We have flights to Warsaw From:
Aalesund, Amsterdam, Athens, Baku, Barcelona, Bari, Bergen, Berlin, Billund, Brussels, Budapest, Chisinau, Copenhagen ,Dublin, Dusseldorf, Frankfurt, Hamburg, Helsinki, Istanbul, Kaliningrad ,Kiev, Lappeenranta, London, Milan, Minsk, Moscow, Munich, Nice, Odessa, Oslo, Oulu, Paris, Palanga, Riga, Rome, Simferopol, St Petersburg, Stavanger, Stockholm, Tallinn, Tampere, Tashkent, Tbilisi, Tel Aviv, Turku, Umea, Vaasa, Venice, Vienna, Zurich
Even though the city was completely levelled during World War II, the so called "Phoenix City" of Warsaw has arisen anew, determined more than ever to become a world class destination (and it is succeeding nicely). From the faithfully rebuilt Old Town to the few surviving palaces and structures, to its vibrant, jazzy nightlife and the festivals which annually attract tourists hungry for culture, Warsaw may more than surprise anyone out for a rewarding city-break.

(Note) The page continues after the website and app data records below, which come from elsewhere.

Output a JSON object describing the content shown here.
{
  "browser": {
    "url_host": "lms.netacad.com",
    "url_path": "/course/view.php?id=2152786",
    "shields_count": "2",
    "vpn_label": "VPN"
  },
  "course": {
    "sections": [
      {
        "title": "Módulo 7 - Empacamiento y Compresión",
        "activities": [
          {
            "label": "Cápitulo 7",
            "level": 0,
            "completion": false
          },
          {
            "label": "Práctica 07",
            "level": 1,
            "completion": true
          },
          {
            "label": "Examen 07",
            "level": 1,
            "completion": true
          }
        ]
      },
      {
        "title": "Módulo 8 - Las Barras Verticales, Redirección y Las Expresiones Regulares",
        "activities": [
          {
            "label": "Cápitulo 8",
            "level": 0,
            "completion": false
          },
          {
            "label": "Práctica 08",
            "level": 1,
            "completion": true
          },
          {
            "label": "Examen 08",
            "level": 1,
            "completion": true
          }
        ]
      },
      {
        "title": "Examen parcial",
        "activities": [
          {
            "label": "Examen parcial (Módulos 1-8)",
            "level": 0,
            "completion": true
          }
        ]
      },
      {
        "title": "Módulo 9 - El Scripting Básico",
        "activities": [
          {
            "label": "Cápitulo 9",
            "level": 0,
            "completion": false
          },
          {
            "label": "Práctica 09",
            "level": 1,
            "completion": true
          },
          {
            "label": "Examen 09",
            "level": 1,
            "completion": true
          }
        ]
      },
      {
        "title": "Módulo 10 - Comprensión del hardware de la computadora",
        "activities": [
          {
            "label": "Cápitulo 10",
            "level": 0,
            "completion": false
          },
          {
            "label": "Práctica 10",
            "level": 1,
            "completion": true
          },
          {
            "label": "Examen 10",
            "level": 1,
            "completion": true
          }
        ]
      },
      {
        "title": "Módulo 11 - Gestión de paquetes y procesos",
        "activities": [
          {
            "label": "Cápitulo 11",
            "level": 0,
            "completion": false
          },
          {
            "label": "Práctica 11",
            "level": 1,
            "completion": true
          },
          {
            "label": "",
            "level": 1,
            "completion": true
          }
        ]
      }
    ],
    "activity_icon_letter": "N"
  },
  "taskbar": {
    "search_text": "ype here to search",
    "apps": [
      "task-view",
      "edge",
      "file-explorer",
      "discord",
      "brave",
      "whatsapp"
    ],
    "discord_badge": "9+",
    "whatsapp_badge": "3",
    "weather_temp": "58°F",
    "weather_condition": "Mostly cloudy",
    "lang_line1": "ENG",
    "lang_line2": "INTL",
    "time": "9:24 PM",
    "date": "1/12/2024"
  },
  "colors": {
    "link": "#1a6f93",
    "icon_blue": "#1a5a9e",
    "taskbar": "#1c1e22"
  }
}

Located in the east of Poland on either side of the Vistula River and separated by the Warsaw Escarpment, a cliffside that runs throughout the town, Warsaw is the capital city of Poland and boasts a growing population of some 1.7 million, making it the 8th largest city in EU. Join airBaltic on a cheap flight to Frederic Chopin International Airport and get to know the Mermaid City (the half fish, half woman is the historic symbol of Warsaw.)
Czesc! (Hello!) While the official language of Warsaw is Polish, a West Slavic language, many of the city’s inhabitants speak some level of English. In addition, travellers are likely to encounter Russian, German and French. Therefore, any city-break in Warsaw is an opportunity to explore the Polish language while still getting along quite well both in the hotels and tourist areas, and beyond. Powodzeni! (Good luck!)
See and Do
Leave all assumptions behind when visiting this young city and experience the transformation in action in Warsaw. Begin in the beautifully restored Old Town at Castle Square marked by King Sigismund's Column (fronted by the Royal Castle, which you can’t miss), celebrating the King’s decision to make Warsaw the capital of Poland. Then, stroll down the so-called Royal Route to see its palaces and stop by the leafy Royal Baths Park dating to the 17th century and Warsaw’s biggest park. Home to the Chopin Monument, visitors in the summer may enjoy an outdoor piano concert here in honour of the city’s native composer. Also worth admiring is the spectacular baroque architecture and indoor art exhibition of beautiful Wilanów Palace, once home to Polish King John III Sobieski. But don’t stop there as Warsaw has many further sights to explore. Feel the undeniable Jewish aspect of the city at the Nozyk Synagogue, along the remaining portion of the ghetto wall on Sienna Street or down vibrant Prózna Street. Similary, pay homage to famous Warsaw scientist Marie Curie’s birthplace at the Warsaw New Town or venture into Powazki Cemetery, a statue packed ancient necropolis, and one of the oldest in Europe.
Tourists may purchase tickets to a show at one of 30 major theatres, top among them being the National Theatre founded in 1765. Music lovers will delight in the many options available, including the the Polish National Opera and the National Philharmonic Hall. Plan your flight for summer and attend the Warsaw Summer Jazz Days, while other notable festivals include the Chopin Festival and the Festival of Old Music or, to celebrate the birth of summer, the Midsummer’s night festival of Wianki (or Wreaths), when the city erupts with fireworks and dusk to dawn riverside partying. The film industry is also quite alive in the city, highlighted by the fact that Warsaw featured as a backdrop in the Roman Polanski’s Oscar winning The Pianist.
From the the shining chrome of classic automobiles at the Motorisation Museum to the well-documented Warsaw Historical Museum, there are over 60 museums offering fantastic cultural diversity. Still, should you have time for only one, head to the National Museumf for a day soaking up its broad collection of over 800,000 pieces covering most of Polish history and art. For Poland’s largest private art collection, however, head to Carroll Porczynski Collection Museum including such masters as Rubens, Goya, van Gogh and Dalí.